Gabriel is a dignified man. He is angered by Miss Ivor’s assertions regardless of her light-hearted tone; considers Dublin, like Joyce, a back-water of pseudo-happy and ignorant people; looks to England and Europe for artistic, fruitful, and intellectual sustenance; but, despite all this, tonight he is excited by the idea of Gretta and he spending the night, without the children, in a local hotel. Their marriage has soured over the past few years into something that he sees as all too common in this society. He is hoping for, maybe even lustful, but at least an intimate night alone with his wife.
After all the singing, dancing, and a minor ruffle between the Catholics and “the other persuasion”, the goose is carved at the head of a fine, happy, and plentiful supper table. Gabriel’s speech is a great success.
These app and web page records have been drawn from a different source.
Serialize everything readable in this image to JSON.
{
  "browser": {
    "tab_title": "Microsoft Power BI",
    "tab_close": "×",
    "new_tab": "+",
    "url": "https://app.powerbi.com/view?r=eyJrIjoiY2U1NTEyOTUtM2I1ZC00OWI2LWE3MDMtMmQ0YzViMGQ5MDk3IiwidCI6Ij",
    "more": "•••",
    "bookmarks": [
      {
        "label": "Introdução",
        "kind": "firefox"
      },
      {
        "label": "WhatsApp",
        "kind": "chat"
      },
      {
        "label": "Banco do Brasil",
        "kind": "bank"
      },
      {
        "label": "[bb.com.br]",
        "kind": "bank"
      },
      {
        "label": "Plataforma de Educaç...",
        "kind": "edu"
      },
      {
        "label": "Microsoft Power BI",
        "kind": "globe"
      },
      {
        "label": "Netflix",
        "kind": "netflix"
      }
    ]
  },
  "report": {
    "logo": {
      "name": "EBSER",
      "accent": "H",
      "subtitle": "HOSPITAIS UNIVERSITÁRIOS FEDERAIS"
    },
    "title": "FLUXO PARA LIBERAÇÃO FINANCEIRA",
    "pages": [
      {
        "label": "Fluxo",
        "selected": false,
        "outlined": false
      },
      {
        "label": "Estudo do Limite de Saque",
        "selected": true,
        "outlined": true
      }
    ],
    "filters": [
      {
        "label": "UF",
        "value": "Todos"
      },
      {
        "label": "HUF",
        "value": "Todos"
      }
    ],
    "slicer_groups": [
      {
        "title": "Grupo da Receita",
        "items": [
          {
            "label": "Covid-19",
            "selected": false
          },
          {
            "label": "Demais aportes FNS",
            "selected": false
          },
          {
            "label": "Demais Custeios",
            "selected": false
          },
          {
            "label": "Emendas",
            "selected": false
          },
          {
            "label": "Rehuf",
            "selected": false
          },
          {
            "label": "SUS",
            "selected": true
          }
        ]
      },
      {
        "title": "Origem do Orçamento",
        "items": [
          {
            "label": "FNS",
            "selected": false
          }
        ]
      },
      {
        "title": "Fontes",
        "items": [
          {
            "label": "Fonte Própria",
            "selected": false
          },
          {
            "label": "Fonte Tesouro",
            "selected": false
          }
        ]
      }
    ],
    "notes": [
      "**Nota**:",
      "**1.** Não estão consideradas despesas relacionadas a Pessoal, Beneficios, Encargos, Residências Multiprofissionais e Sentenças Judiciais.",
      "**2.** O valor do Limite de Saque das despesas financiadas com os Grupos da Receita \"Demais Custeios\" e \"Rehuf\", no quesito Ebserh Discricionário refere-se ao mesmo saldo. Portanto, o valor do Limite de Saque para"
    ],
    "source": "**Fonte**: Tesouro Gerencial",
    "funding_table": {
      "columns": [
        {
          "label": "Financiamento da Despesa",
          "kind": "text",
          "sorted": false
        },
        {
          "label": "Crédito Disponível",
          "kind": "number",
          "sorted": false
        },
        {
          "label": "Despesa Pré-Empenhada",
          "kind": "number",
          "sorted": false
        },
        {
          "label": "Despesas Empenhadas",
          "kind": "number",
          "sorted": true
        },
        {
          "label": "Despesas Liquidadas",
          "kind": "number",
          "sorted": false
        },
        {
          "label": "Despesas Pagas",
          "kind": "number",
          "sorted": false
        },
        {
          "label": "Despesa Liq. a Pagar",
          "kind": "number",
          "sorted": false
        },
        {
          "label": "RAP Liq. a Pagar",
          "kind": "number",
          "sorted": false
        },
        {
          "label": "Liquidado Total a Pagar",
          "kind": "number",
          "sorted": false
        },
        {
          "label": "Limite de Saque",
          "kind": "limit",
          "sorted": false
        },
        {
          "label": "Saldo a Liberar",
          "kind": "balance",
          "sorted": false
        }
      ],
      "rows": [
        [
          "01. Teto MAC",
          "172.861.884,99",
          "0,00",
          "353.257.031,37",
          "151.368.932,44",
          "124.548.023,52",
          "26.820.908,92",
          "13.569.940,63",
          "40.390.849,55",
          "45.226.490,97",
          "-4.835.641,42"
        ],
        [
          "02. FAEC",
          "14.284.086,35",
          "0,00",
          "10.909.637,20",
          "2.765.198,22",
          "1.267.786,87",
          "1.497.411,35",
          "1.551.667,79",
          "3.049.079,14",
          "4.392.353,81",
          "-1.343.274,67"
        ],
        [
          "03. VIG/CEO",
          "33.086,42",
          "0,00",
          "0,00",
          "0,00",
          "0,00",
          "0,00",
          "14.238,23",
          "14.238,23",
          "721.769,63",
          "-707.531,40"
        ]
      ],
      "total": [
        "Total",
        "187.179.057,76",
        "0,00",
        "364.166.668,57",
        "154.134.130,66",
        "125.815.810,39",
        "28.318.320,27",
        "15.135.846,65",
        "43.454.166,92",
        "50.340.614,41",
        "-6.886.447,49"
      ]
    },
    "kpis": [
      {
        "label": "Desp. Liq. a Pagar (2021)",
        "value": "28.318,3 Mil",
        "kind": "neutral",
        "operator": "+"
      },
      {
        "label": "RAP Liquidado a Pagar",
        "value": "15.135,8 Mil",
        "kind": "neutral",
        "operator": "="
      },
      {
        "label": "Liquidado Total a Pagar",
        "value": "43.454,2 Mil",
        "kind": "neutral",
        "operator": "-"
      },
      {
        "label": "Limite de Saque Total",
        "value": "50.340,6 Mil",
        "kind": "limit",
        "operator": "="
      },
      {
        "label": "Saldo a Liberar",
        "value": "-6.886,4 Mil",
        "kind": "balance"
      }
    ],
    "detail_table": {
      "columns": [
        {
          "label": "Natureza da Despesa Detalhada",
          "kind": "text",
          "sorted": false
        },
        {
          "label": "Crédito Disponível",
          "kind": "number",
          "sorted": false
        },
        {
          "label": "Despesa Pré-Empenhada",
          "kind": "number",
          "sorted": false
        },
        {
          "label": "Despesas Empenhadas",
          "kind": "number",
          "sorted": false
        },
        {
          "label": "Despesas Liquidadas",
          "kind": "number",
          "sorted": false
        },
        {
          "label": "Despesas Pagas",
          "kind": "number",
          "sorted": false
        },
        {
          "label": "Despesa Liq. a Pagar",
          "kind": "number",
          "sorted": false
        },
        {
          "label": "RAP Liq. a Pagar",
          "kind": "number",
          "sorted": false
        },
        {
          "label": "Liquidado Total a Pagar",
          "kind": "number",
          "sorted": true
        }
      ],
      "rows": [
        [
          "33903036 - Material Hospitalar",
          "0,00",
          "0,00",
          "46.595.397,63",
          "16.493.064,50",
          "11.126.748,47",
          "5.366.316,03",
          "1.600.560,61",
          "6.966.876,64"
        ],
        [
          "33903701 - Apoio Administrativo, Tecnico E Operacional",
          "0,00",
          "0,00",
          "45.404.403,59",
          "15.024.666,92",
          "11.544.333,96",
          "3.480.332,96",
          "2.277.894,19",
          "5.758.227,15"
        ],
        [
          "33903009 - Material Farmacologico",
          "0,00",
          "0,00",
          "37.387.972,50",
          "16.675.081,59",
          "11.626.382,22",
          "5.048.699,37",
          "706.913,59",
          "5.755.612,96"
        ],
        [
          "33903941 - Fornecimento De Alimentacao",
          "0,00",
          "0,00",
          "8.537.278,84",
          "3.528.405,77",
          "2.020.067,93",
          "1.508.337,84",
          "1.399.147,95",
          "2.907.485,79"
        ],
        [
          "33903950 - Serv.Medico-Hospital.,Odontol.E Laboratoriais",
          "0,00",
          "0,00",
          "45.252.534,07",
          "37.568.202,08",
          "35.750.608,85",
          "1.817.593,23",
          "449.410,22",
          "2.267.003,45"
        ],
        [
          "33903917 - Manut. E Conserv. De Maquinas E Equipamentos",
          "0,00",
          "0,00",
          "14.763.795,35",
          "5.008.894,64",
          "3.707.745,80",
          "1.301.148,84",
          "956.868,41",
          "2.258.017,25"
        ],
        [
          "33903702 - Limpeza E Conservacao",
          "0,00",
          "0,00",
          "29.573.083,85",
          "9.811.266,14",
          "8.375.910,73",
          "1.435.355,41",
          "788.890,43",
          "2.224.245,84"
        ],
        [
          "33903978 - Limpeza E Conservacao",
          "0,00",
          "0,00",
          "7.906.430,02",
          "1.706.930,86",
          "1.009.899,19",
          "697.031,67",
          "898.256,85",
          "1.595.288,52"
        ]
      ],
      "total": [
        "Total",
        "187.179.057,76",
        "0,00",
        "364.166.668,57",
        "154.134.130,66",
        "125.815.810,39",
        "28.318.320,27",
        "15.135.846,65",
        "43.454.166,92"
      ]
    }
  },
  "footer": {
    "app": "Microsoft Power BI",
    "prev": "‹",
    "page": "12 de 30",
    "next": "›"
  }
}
The champagne flows freely. The annual party is drawing to a close and Gabriel while putting on his coat asks after his wife. He finds her standing high on the landing in the semi-darkness gazing at nothing in particular but seemingly listening to something. There is a plaintive singing voice “in the old Irish tonality” and distant chords on a piano that seemed to render his wife transfixed. This is the peak of the drama. What is happening to Gretta, what is going on in her mind, will bring down the story’s protagonist. But Joyce stretches the tension. There is the walk with others into the city, then to the hotel, then to their room, and their preparation for the night. Here, he, all expectant and eager, is willed finally to ask why she is so melancholy. Her reply, his reaction, and the devastating realisation because of it, ends the story.
What begins as a classically structured tale of Dublin life, full of Chekhovian realism bolstered by detail, humour, character, emotional connections, and social hierarchy, the epitome of life itself, ends as a modern fable, not based on action, but internal thought. And like all good writers, Joyce ends with an image: a disappointed and humbled man gazing through a window on to a darkened city as snow gently begins to fall all over Ireland.
“His soul swooned slowly as he heard the snow falling faintly through the universe and faintly falling, like the descent of their last end, upon all the living and the dead.”
The works of James Joyce, Dubliners, Portrait of the Artist as a Young Man, Ulysses, and Finnegan’s Wake, are out of copyright and can be downloaded, via various formats, for free here.